On August 7, 2018, the U.S. Court of Appeals for the Third Circuit affirmed a district court order compelling defendant, a broker-dealer and member of the Financial Industry Regulatory Authority (FINRA), to submit to FINRA arbitration, even though the broker-dealer agreements with plaintiff contained a forum-selection clause providing that all actions and proceedings arising out of the agreements and underlying transactions had to be filed in federal court in New York. See Reading Health Sys. v. JPM Secs., No. 16-4234 (3d Cir. Aug. 7, 2018). The Court held that, because the forum-selection clauses in broker-dealer agreements did not explicitly reference arbitration, it lacked the specificity required to advise plaintiff that it was waiving its affirmative right to arbitrate under FINRA’s rules.
U.S. Supreme Court Holds That Only Statutory Appellate Filing Deadlines Are Jurisdictional; Non-Statutory Deadlines Can Be Waived
On November 8, 2017, the Supreme Court of the United States, in a unanimous decision, held that not all deadlines for filing appeals are jurisdictional; instead, if a time limit on filing an appeal appears only in a court-made rule, and not in a statute, the limitation is a “claim-processing rule,” not a jurisdictional bar, and therefore can be waived or forfeited. Hamer v. Neighborhood Hous. Servs. of Chicago
, 583 U.S. —, 2017 WL 5160782 (2017). On this basis, the Court vacated the Seventh Circuit’s dismissal of petitioner’s appeal for lack of jurisdiction, remanding for further proceedings.
Second Circuit Overturns District Court Denial Of Leave To Add Securities Fraud Claims Because Release Clause In Stock Sale Agreement Violated Anti-Waiver Provision Of The Exchange Act
On July 13, 2017, the United States Court of Appeals for the Second Circuit vacated a part of a district court decision denying a plaintiff’s motion to amend a complaint to add securities fraud claims based on a contractual release of claims on the ground that “blanket releases” from compliance with federal securities laws were barred by the anti-waiver provision of the Securities Exchange Act of 1934 (the “Exchange Act”). Pasternack v. Shrader

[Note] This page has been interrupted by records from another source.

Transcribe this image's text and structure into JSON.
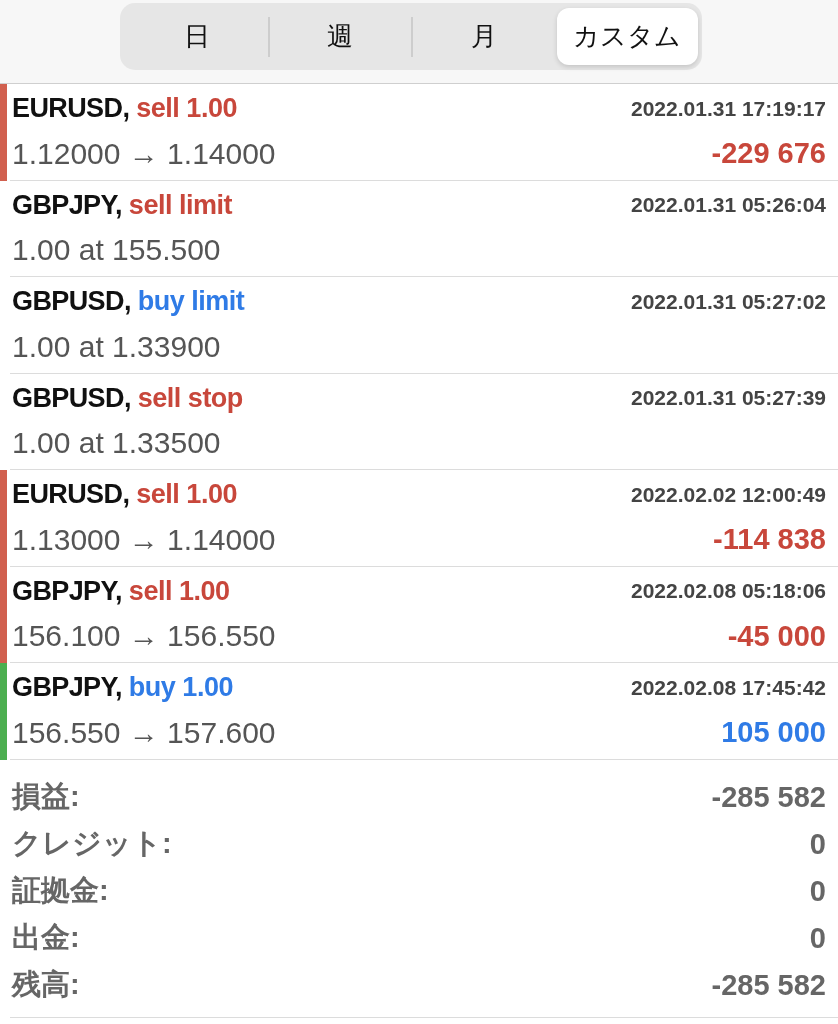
{
  "period_tabs": [
    {
      "label": "日",
      "selected": false
    },
    {
      "label": "週",
      "selected": false
    },
    {
      "label": "月",
      "selected": false
    },
    {
      "label": "カスタム",
      "selected": true
    }
  ],
  "orders": [
    {
      "kind": "sell",
      "symbol": "EURUSD,",
      "order": "sell 1.00",
      "time": "2022.01.31 17:19:17",
      "prices": "1.12000 → 1.14000",
      "profit": "-229 676",
      "color": "#d1604f"
    },
    {
      "kind": "sell",
      "symbol": "GBPJPY,",
      "order": "sell limit",
      "time": "2022.01.31 05:26:04",
      "prices": "1.00 at 155.500"
    },
    {
      "kind": "buy",
      "symbol": "GBPUSD,",
      "order": "buy limit",
      "time": "2022.01.31 05:27:02",
      "prices": "1.00 at 1.33900"
    },
    {
      "kind": "sell",
      "symbol": "GBPUSD,",
      "order": "sell stop",
      "time": "2022.01.31 05:27:39",
      "prices": "1.00 at 1.33500"
    },
    {
      "kind": "sell",
      "symbol": "EURUSD,",
      "order": "sell 1.00",
      "time": "2022.02.02 12:00:49",
      "prices": "1.13000 → 1.14000",
      "profit": "-114 838",
      "color": "#d1604f"
    },
    {
      "kind": "sell",
      "symbol": "GBPJPY,",
      "order": "sell 1.00",
      "time": "2022.02.08 05:18:06",
      "prices": "156.100 → 156.550",
      "profit": "-45 000",
      "color": "#d1604f"
    },
    {
      "kind": "buy",
      "symbol": "GBPJPY,",
      "order": "buy 1.00",
      "time": "2022.02.08 17:45:42",
      "prices": "156.550 → 157.600",
      "profit": "105 000",
      "color": "#4caf50"
    }
  ],
  "summary": [
    {
      "label": "損益:",
      "value": "-285 582"
    },
    {
      "label": "クレジット:",
      "value": "0"
    },
    {
      "label": "証拠金:",
      "value": "0"
    },
    {
      "label": "出金:",
      "value": "0"
    },
    {
      "label": "残高:",
      "value": "-285 582"
    }
  ]
}
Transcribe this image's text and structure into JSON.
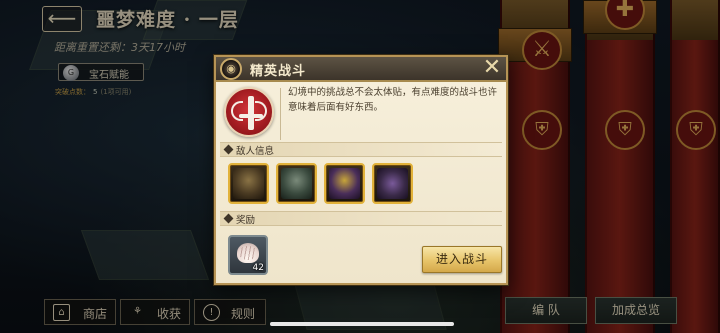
{
  "hud": {
    "back_icon": "back-arrow-icon",
    "stage_title": "噩梦难度 · 一层",
    "reset_timer": "距离重置还剩：3天17小时",
    "gem_button": "宝石赋能",
    "points_label": "突破点数：",
    "points_value": "5",
    "points_note": "(1项可用)"
  },
  "dialog": {
    "title": "精英战斗",
    "close_icon": "close-icon",
    "badge_icon": "elite-sword-badge-icon",
    "description": "幻境中的挑战总不会太体贴，有点难度的战斗也许意味着后面有好东西。",
    "enemy_section_label": "敌人信息",
    "enemies": [
      {
        "name": "dark-armored-knight",
        "color": "#4a3a22"
      },
      {
        "name": "rider-on-beast",
        "color": "#3a4a3e"
      },
      {
        "name": "horned-purple-demon",
        "color": "#4a2e5a"
      },
      {
        "name": "purple-spider",
        "color": "#3a2a48"
      }
    ],
    "reward_section_label": "奖励",
    "reward": {
      "item_icon": "shell-icon",
      "count": "42"
    },
    "enter_button": "进入战斗"
  },
  "bottom_bar": {
    "shop_label": "商店",
    "harvest_label": "收获",
    "rules_label": "规则",
    "team_label": "编 队",
    "bonus_label": "加成总览"
  },
  "colors": {
    "accent_gold": "#e2b23a",
    "badge_red": "#a51d22",
    "tower_red": "#8a2419"
  }
}
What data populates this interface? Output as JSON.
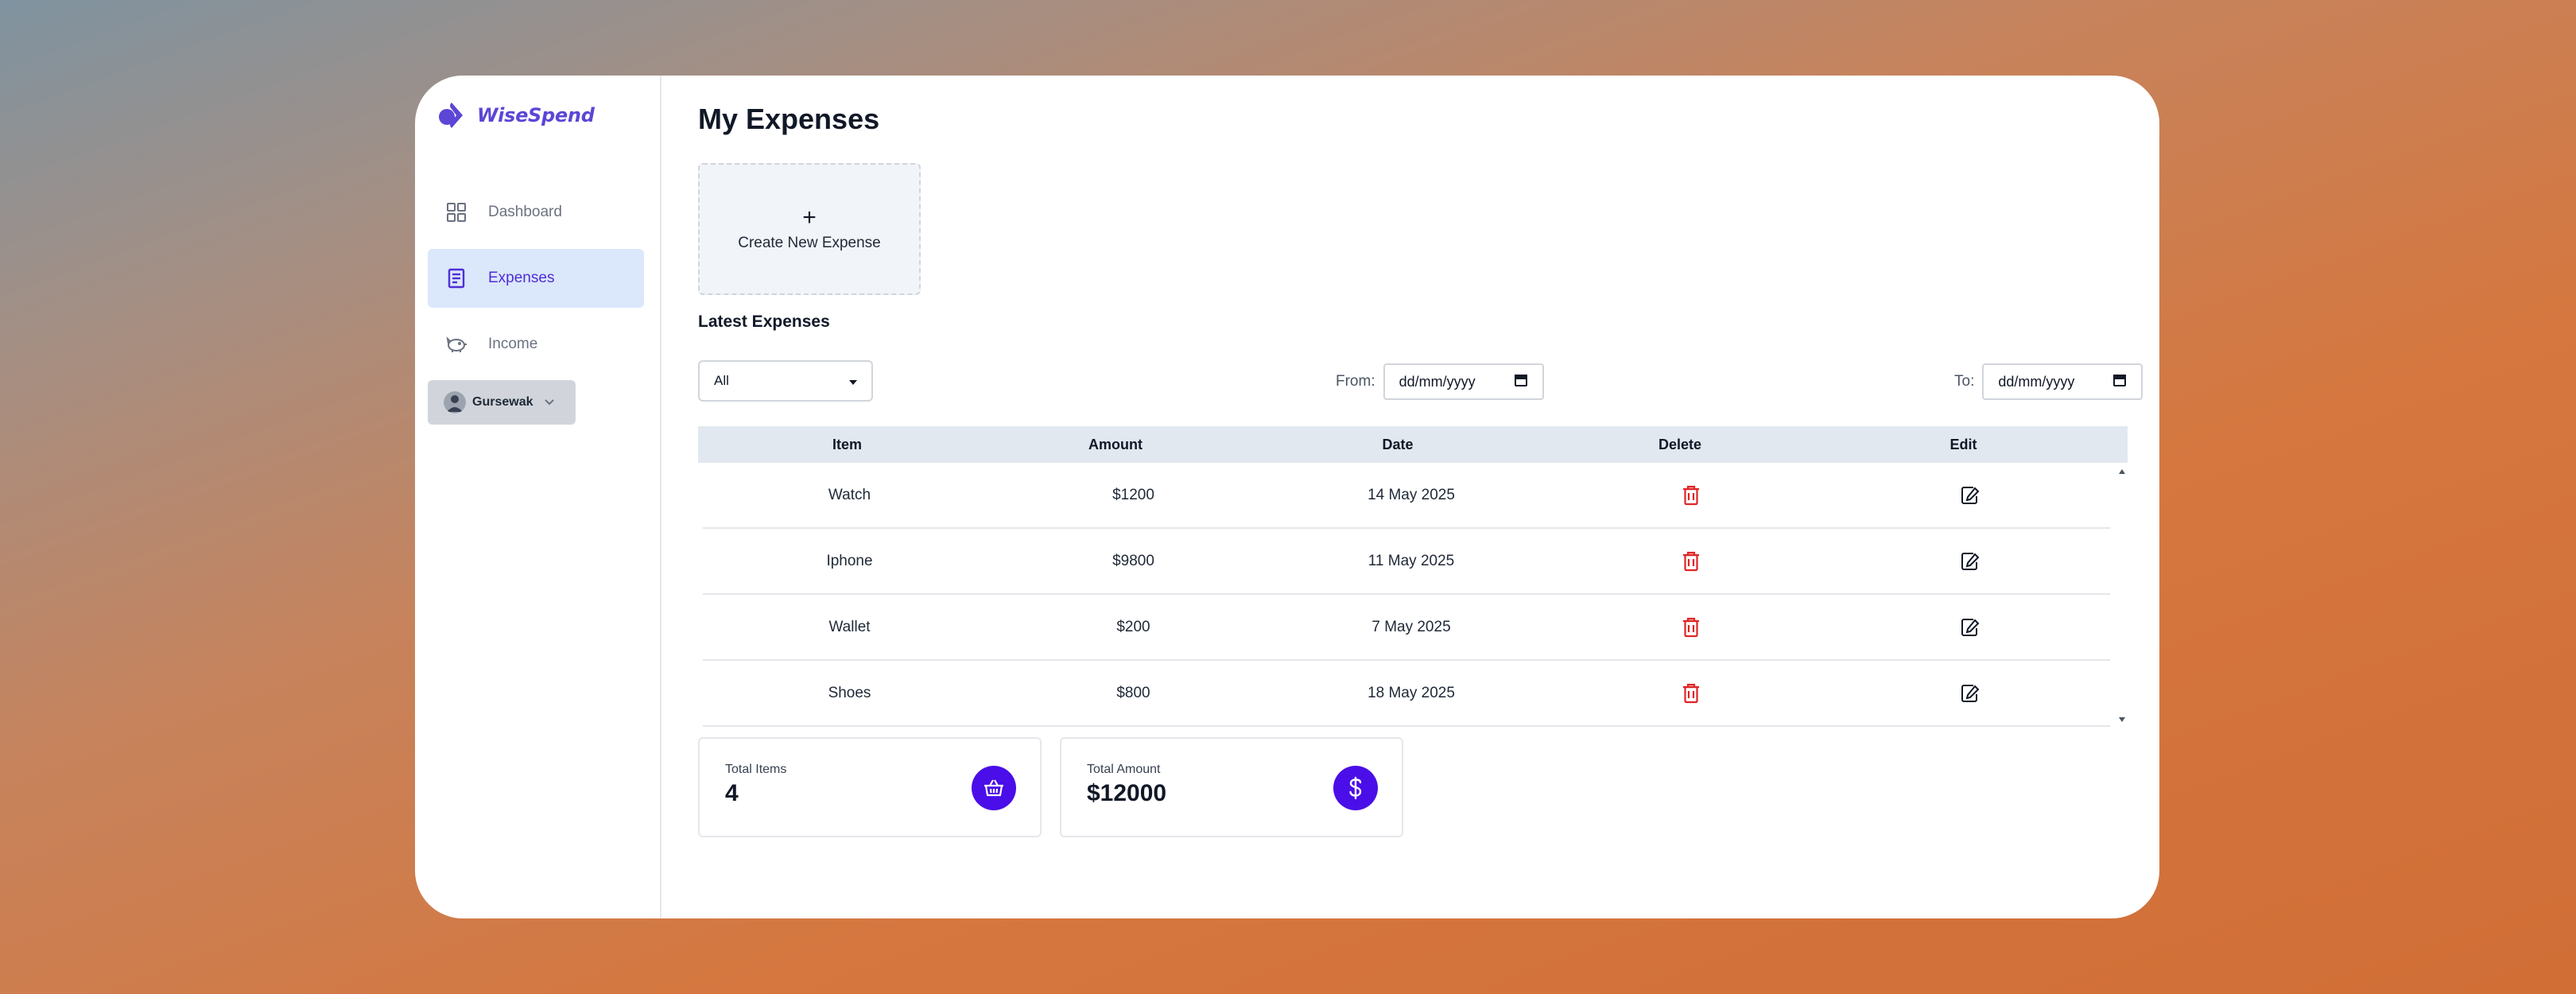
{
  "app": {
    "brand": "WiseSpend",
    "accent_color": "#4a0ee8",
    "brand_color": "#5b46d6"
  },
  "sidebar": {
    "items": [
      {
        "label": "Dashboard",
        "icon": "grid-icon",
        "active": false
      },
      {
        "label": "Expenses",
        "icon": "document-icon",
        "active": true
      },
      {
        "label": "Income",
        "icon": "piggy-bank-icon",
        "active": false
      }
    ],
    "user": {
      "name": "Gursewak",
      "icon": "chevron-down-icon"
    }
  },
  "main": {
    "title": "My Expenses",
    "create_button": {
      "symbol": "+",
      "label": "Create New Expense"
    },
    "section_title": "Latest Expenses",
    "filter": {
      "selected": "All"
    },
    "from": {
      "label": "From:",
      "placeholder": "dd/mm/yyyy"
    },
    "to": {
      "label": "To:",
      "placeholder": "dd/mm/yyyy"
    },
    "table": {
      "headers": [
        "Item",
        "Amount",
        "Date",
        "Delete",
        "Edit"
      ],
      "rows": [
        {
          "item": "Watch",
          "amount": "$1200",
          "date": "14 May 2025"
        },
        {
          "item": "Iphone",
          "amount": "$9800",
          "date": "11 May 2025"
        },
        {
          "item": "Wallet",
          "amount": "$200",
          "date": "7 May 2025"
        },
        {
          "item": "Shoes",
          "amount": "$800",
          "date": "18 May 2025"
        }
      ],
      "delete_icon": "trash-icon",
      "edit_icon": "edit-icon",
      "delete_color": "#e02424"
    },
    "stats": {
      "total_items": {
        "label": "Total Items",
        "value": "4",
        "icon": "basket-icon"
      },
      "total_amount": {
        "label": "Total Amount",
        "value": "$12000",
        "icon": "dollar-icon"
      }
    }
  }
}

, et al.
No. 16-217 (2d Cir. July 13, 2017). This provision provides that “[a]ny condition, stipulation, or provision binding any person to waive compliance with any provision of [the Exchange Act] or any rule or regulation [promulgated] thereunder . . . shall be void.” 15 U.S.C. § 78cc(a).